Exercise data:
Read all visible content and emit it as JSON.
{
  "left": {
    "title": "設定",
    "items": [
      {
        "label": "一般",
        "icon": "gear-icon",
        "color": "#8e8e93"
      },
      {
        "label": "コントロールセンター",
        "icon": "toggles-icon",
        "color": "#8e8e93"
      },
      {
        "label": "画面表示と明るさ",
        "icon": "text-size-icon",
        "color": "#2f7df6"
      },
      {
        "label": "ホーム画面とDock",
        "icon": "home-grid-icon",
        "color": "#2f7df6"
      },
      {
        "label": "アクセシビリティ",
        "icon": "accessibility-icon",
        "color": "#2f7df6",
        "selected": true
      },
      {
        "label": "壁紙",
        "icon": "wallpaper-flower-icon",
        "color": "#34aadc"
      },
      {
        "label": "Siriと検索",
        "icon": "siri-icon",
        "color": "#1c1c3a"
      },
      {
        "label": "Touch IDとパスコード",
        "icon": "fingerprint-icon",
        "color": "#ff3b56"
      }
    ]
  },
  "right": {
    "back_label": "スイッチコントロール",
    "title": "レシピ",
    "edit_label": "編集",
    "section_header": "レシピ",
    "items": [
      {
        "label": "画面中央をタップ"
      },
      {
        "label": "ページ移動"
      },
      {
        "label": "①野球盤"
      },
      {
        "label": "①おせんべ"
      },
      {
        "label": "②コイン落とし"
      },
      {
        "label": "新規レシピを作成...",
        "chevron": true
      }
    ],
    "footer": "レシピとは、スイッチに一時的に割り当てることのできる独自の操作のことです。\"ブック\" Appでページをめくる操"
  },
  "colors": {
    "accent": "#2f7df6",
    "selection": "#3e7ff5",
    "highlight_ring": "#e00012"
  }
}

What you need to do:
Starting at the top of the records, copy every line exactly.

Completed exercise:
Read all visible content and emit it as JSON.
{
  "left": {
    "title": "設定",
    "items": [
      {
        "label": "一般",
        "icon": "gear-icon",
        "color": "#8e8e93"
      },
      {
        "label": "コントロールセンター",
        "icon": "toggles-icon",
        "color": "#8e8e93"
      },
      {
        "label": "画面表示と明るさ",
        "icon": "text-size-icon",
        "color": "#2f7df6"
      },
      {
        "label": "ホーム画面とDock",
        "icon": "home-grid-icon",
        "color": "#2f7df6"
      },
      {
        "label": "アクセシビリティ",
        "icon": "accessibility-icon",
        "color": "#2f7df6",
        "selected": true
      },
      {
        "label": "壁紙",
        "icon": "wallpaper-flower-icon",
        "color": "#34aadc"
      },
      {
        "label": "Siriと検索",
        "icon": "siri-icon",
        "color": "#1c1c3a"
      },
      {
        "label": "Touch IDとパスコード",
        "icon": "fingerprint-icon",
        "color": "#ff3b56"
      }
    ]
  },
  "right": {
    "back_label": "スイッチコントロール",
    "title": "レシピ",
    "edit_label": "編集",
    "section_header": "レシピ",
    "items": [
      {
        "label": "画面中央をタップ"
      },
      {
        "label": "ページ移動"
      },
      {
        "label": "①野球盤"
      },
      {
        "label": "①おせんべ"
      },
      {
        "label": "②コイン落とし"
      },
      {
        "label": "新規レシピを作成...",
        "chevron": true
      }
    ],
    "footer": "レシピとは、スイッチに一時的に割り当てることのできる独自の操作のことです。\"ブック\" Appでページをめくる操"
  },
  "colors": {
    "accent": "#2f7df6",
    "selection": "#3e7ff5",
    "highlight_ring": "#e00012"
  }
}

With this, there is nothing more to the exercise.